Employers are finding it harder to successfully negotiate changes to long term (and often expensive) benefits provided by enterprise agreements. In situations where economic circumstances dictate a need to reduce labour costs, cutting or removing long term benefits are often the focus for employers when negotiating enterprise agreements. Similarly the protection of long standing and often hard fought benefits are the focus of unions and employees alike in negotiation.

The Fair Work Act (Cth) 2009 (Act) regulates the bargaining process and outcome in Australia to assist employers and employees to successfully negotiate terms and conditions that are specific to their workplace. The Act imposes obligations on all parties to the bargaining process to bargain in good faith, and sets out a process by which agreements are agreed and approved. The Act also sets out process for addressing and resolving disputes that arise during bargaining. Clear guidelines have been established to enable parties to use industrial action as a tool during the bargaining process.

Changing circumstances have seen a shift in what employers focus on during the negotiation process.

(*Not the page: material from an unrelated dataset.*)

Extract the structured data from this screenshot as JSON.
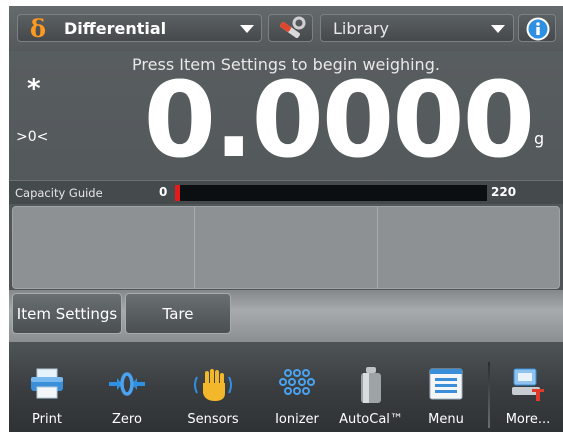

Greater flexibility is required to enable business to react more swiftly to changing market needs and impacts. The need for greater flexibility extends also to labour and labour costs. This flexibility is commonly addressed by seeking to remove those terms and conditions contained in enterprise agreements that restrict the employer's ability to change as required. Such terms include for example voluntary redundancy and casual/fixed term conversion to permanent employment. These benefits are often long standing and hard fought.

It is not uncommon for parties to negotiate for an extended period of time, with no outcome. Whilst an agreement remains in force, effectively providing a safety net for employees, there is limited impetus to encourage movement from the current terms and conditions. This is particularly so where employees are being asked to agree to lower wage increases or a reduction in other benefits. A stalemate can ensue.

To break the stalemate employers are increasingly applying to the Fair Work Commission to terminate the relevant agreement. This has the effect of removing the safety net, thereby changing the context of the bargaining. In the absence of the safety net provided by the old agreement, terms and conditions are regulated by the relevant Modern Award and are generally far less generous than an enterprise agreement.

The process to terminate an enterprise agreement is not necessarily straightforward. Termination is a tool that can only be used in specific circumstances; where there is evidence that bargaining has stalled or will fail and where the employer can prove that it needs to make the changes that have stalled the bargaining. Prior to terminating an enterprise agreement the Fair Work Commission must consider a range of factors including the impact that the termination of the agreement will have on the parties, the impact on bargaining and the public interest. It can be a costly and time consuming process.

Despite the difficulties associated with terminating an agreement, employers need to be aware of the benefits that the termination of an enterprise agreement can give them during bargaining. Most importantly, the termination of the agreement will have an immediate impact on the bargaining process and can give employers the advantage.